● **Problem details**
Filter task. Return each line of the material that holds the string "JSON".

● **The data**
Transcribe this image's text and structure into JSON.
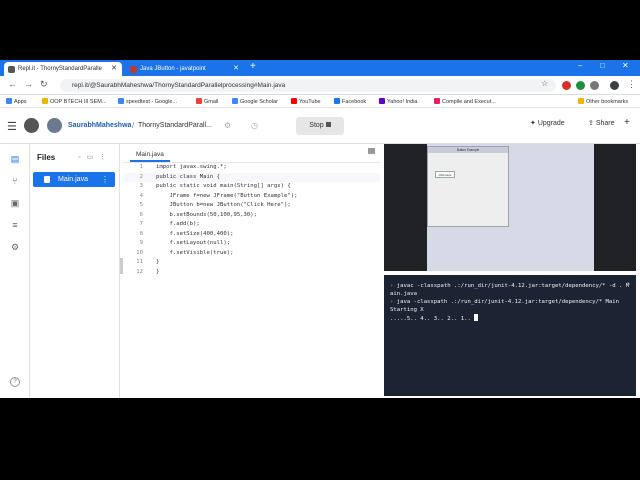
{
  "browser": {
    "tabs": [
      {
        "title": "Repl.it - ThornyStandardParalle",
        "favicon_color": "#555555"
      },
      {
        "title": "Java JButton - javatpoint",
        "favicon_color": "#c0392b"
      }
    ],
    "new_tab": "+",
    "window_controls": [
      "–",
      "□",
      "✕"
    ],
    "url": "repl.it/@SaurabhMaheshwa/ThornyStandardParallelprocessing#Main.java",
    "bookmarks": [
      {
        "label": "Apps",
        "color": "#4285f4"
      },
      {
        "label": "OOP BTECH III SEM...",
        "color": "#f4b400"
      },
      {
        "label": "speedtest - Google...",
        "color": "#4285f4"
      },
      {
        "label": "Gmail",
        "color": "#ea4335"
      },
      {
        "label": "Google Scholar",
        "color": "#4285f4"
      },
      {
        "label": "YouTube",
        "color": "#ff0000"
      },
      {
        "label": "Facebook",
        "color": "#1877f2"
      },
      {
        "label": "Yahoo! India",
        "color": "#6001d2"
      },
      {
        "label": "Compile and Execut...",
        "color": "#e91e63"
      },
      {
        "label": "Other bookmarks",
        "color": "#f4b400"
      }
    ]
  },
  "header": {
    "username": "SaurabhMaheshwa",
    "repl_name": "ThornyStandardParall...",
    "stop_label": "Stop",
    "upgrade_label": "Upgrade",
    "share_label": "Share"
  },
  "files": {
    "title": "Files",
    "items": [
      {
        "name": "Main.java"
      }
    ]
  },
  "editor": {
    "tab": "Main.java",
    "lines": [
      "import javax.swing.*;",
      "public class Main {",
      "public static void main(String[] args) {",
      "    JFrame f=new JFrame(\"Button Example\");",
      "    JButton b=new JButton(\"Click Here\");",
      "    b.setBounds(50,100,95,30);",
      "    f.add(b);",
      "    f.setSize(400,400);",
      "    f.setLayout(null);",
      "    f.setVisible(true);",
      "}",
      "}"
    ],
    "line_numbers": [
      "1",
      "2",
      "3",
      "4",
      "5",
      "6",
      "7",
      "8",
      "9",
      "10",
      "11",
      "12"
    ]
  },
  "output": {
    "window_title": "Button Example",
    "button_label": "Click Here"
  },
  "console": {
    "lines": [
      {
        "prompt": "› ",
        "text": "javac -classpath .:/run_dir/junit-4.12.jar:target/dependency/* -d . Main.java"
      },
      {
        "prompt": "› ",
        "text": "java -classpath .:/run_dir/junit-4.12.jar:target/dependency/* Main"
      },
      {
        "prompt": "",
        "text": "Starting X"
      },
      {
        "prompt": "",
        "text": ".....5.. 4.. 3.. 2.. 1.. "
      }
    ]
  }
}
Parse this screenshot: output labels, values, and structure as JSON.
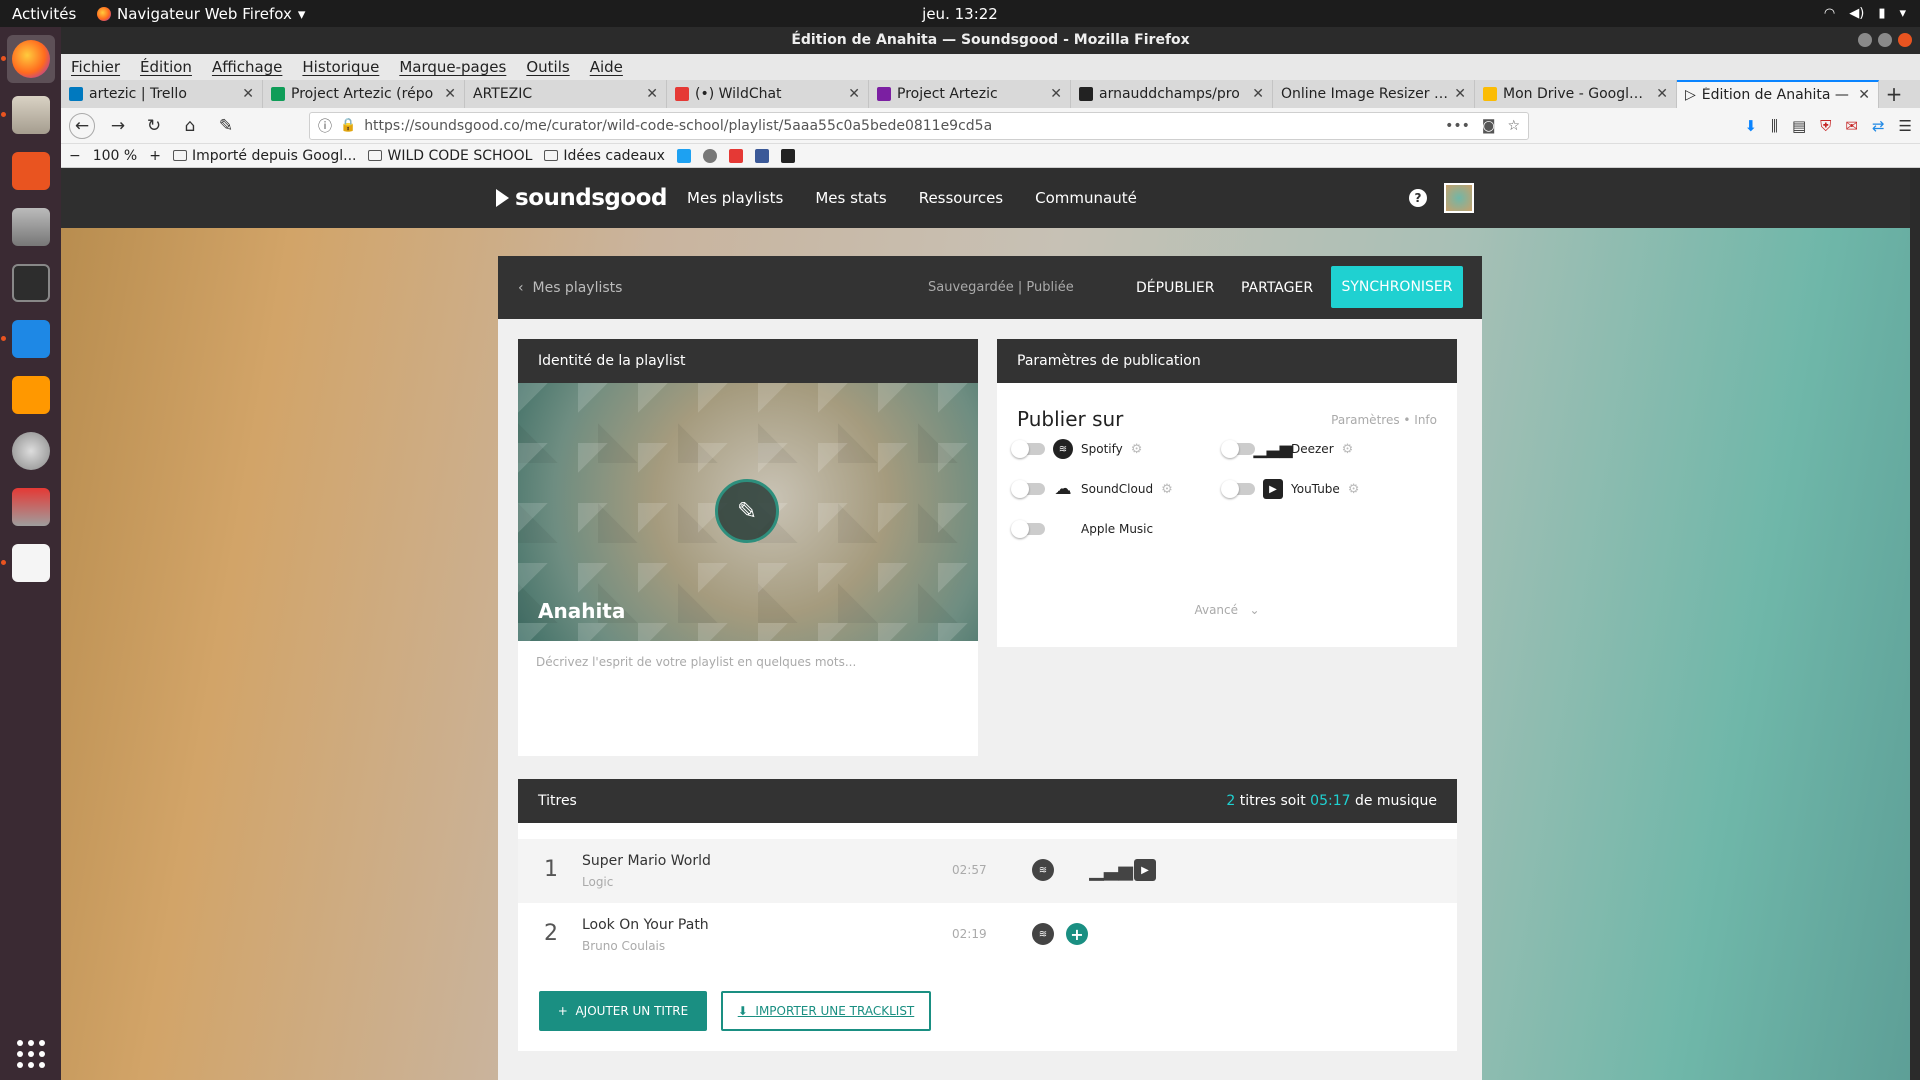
{
  "os": {
    "activities": "Activités",
    "app_menu": "Navigateur Web Firefox",
    "clock": "jeu. 13:22"
  },
  "window": {
    "title": "Édition de Anahita — Soundsgood - Mozilla Firefox"
  },
  "menu": [
    "Fichier",
    "Édition",
    "Affichage",
    "Historique",
    "Marque-pages",
    "Outils",
    "Aide"
  ],
  "tabs": [
    {
      "title": "artezic | Trello",
      "color": "#0079bf"
    },
    {
      "title": "Project Artezic (répo",
      "color": "#0f9d58"
    },
    {
      "title": "ARTEZIC",
      "color": "#d9d9d9"
    },
    {
      "title": "(•) WildChat",
      "color": "#e53935"
    },
    {
      "title": "Project Artezic",
      "color": "#7b1fa2"
    },
    {
      "title": "arnauddchamps/pro",
      "color": "#222222"
    },
    {
      "title": "Online Image Resizer - C",
      "color": "#d9d9d9"
    },
    {
      "title": "Mon Drive - Google D",
      "color": "#fbbc04"
    },
    {
      "title": "Édition de Anahita —",
      "color": "#333333"
    }
  ],
  "nav": {
    "url": "https://soundsgood.co/me/curator/wild-code-school/playlist/5aaa55c0a5bede0811e9cd5a",
    "zoom": "100 %"
  },
  "bookmarks": [
    "Importé depuis Googl...",
    "WILD CODE SCHOOL",
    "Idées cadeaux"
  ],
  "site": {
    "logo": "soundsgood",
    "nav": [
      "Mes playlists",
      "Mes stats",
      "Ressources",
      "Communauté"
    ],
    "help": "?"
  },
  "editor": {
    "back_label": "Mes playlists",
    "status": "Sauvegardée | Publiée",
    "unpublish": "DÉPUBLIER",
    "share": "PARTAGER",
    "sync": "SYNCHRONISER"
  },
  "identity": {
    "heading": "Identité de la playlist",
    "name": "Anahita",
    "description_placeholder": "Décrivez l'esprit de votre playlist en quelques mots..."
  },
  "publish": {
    "heading": "Paramètres de publication",
    "title": "Publier sur",
    "links": "Paramètres • Info",
    "services": [
      "Spotify",
      "Deezer",
      "SoundCloud",
      "YouTube",
      "Apple Music"
    ],
    "advanced": "Avancé"
  },
  "tracklist": {
    "heading": "Titres",
    "count": "2",
    "count_label": "titres soit",
    "duration": "05:17",
    "duration_label": "de musique",
    "tracks": [
      {
        "num": "1",
        "title": "Super Mario World",
        "artist": "Logic",
        "duration": "02:57"
      },
      {
        "num": "2",
        "title": "Look On Your Path",
        "artist": "Bruno Coulais",
        "duration": "02:19"
      }
    ],
    "add_button": "AJOUTER UN TITRE",
    "import_button": "IMPORTER UNE TRACKLIST"
  }
}
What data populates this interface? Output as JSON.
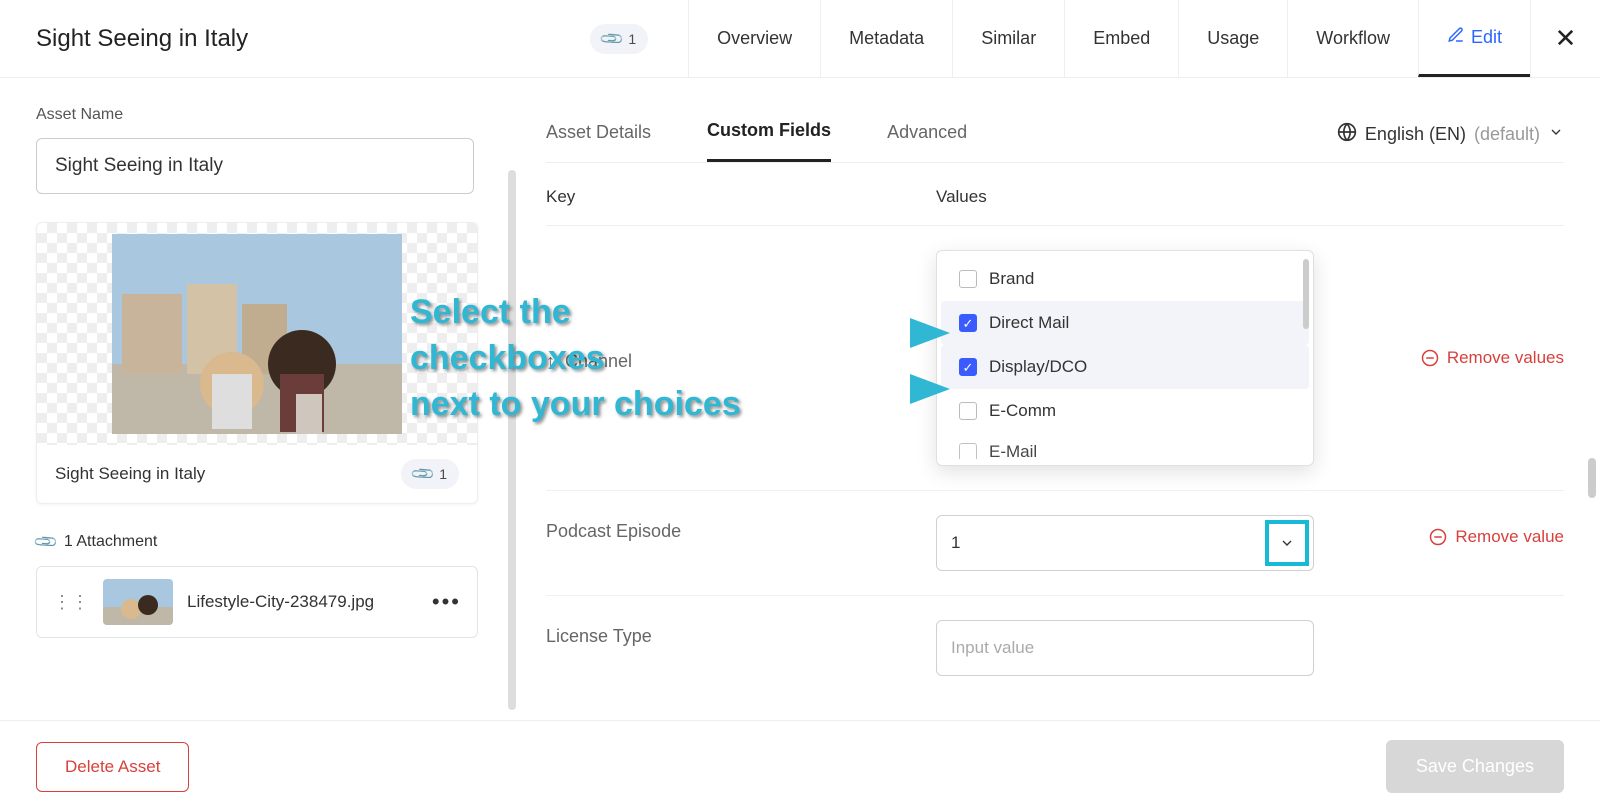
{
  "header": {
    "title": "Sight Seeing in Italy",
    "attachment_count": "1",
    "tabs": [
      "Overview",
      "Metadata",
      "Similar",
      "Embed",
      "Usage",
      "Workflow",
      "Edit"
    ],
    "active_tab": "Edit"
  },
  "left": {
    "asset_name_label": "Asset Name",
    "asset_name_value": "Sight Seeing in Italy",
    "thumbnail_title": "Sight Seeing in Italy",
    "thumbnail_badge": "1",
    "attachments_header": "1 Attachment",
    "attachment_file": "Lifestyle-City-238479.jpg"
  },
  "right": {
    "subtabs": [
      "Asset Details",
      "Custom Fields",
      "Advanced"
    ],
    "active_subtab": "Custom Fields",
    "language_label": "English (EN)",
    "language_default": "(default)",
    "columns": {
      "key": "Key",
      "values": "Values"
    },
    "rows": {
      "channel": {
        "label": "Channel",
        "options": [
          {
            "label": "Brand",
            "checked": false
          },
          {
            "label": "Direct Mail",
            "checked": true
          },
          {
            "label": "Display/DCO",
            "checked": true
          },
          {
            "label": "E-Comm",
            "checked": false
          },
          {
            "label": "E-Mail",
            "checked": false
          }
        ],
        "remove_label": "Remove values"
      },
      "podcast": {
        "label": "Podcast Episode",
        "value": "1",
        "remove_label": "Remove value"
      },
      "license": {
        "label": "License Type",
        "placeholder": "Input value"
      }
    }
  },
  "footer": {
    "delete_label": "Delete Asset",
    "save_label": "Save Changes"
  },
  "annotation": {
    "line1": "Select the",
    "line2": "checkboxes",
    "line3": "next to your choices"
  }
}
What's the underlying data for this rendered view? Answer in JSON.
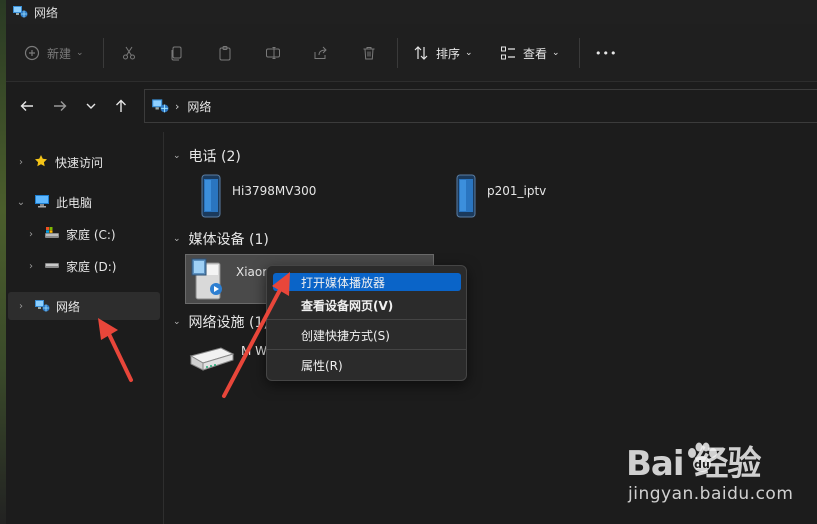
{
  "window": {
    "title": "网络"
  },
  "toolbar": {
    "new_label": "新建",
    "sort_label": "排序",
    "view_label": "查看",
    "more_label": "•••"
  },
  "address": {
    "crumb": "网络"
  },
  "sidebar": {
    "items": [
      {
        "label": "快速访问"
      },
      {
        "label": "此电脑"
      },
      {
        "label": "家庭 (C:)"
      },
      {
        "label": "家庭 (D:)"
      },
      {
        "label": "网络"
      }
    ]
  },
  "groups": [
    {
      "header": "电话 (2)",
      "items": [
        {
          "label": "Hi3798MV300"
        },
        {
          "label": "p201_iptv"
        }
      ]
    },
    {
      "header": "媒体设备 (1)",
      "items": [
        {
          "label": "Xiaom"
        }
      ]
    },
    {
      "header": "网络设施 (1)",
      "items": [
        {
          "label": "M Wi"
        }
      ]
    }
  ],
  "context_menu": {
    "items": [
      {
        "label": "打开媒体播放器"
      },
      {
        "label": "查看设备网页(V)"
      },
      {
        "label": "创建快捷方式(S)"
      },
      {
        "label": "属性(R)"
      }
    ]
  },
  "watermark": {
    "brand": "Bai  经验",
    "url": "jingyan.baidu.com"
  },
  "colors": {
    "accent": "#0a64c8",
    "annotation_arrow": "#e8463a",
    "background": "#1c1c1c"
  }
}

● **Worked solution**
Transcribe this image's text and structure into JSON.
Parse this screenshot: output labels, values, and structure as JSON.
What data populates this interface? Output as JSON.
What's the underlying data for this rendered view? Answer in JSON.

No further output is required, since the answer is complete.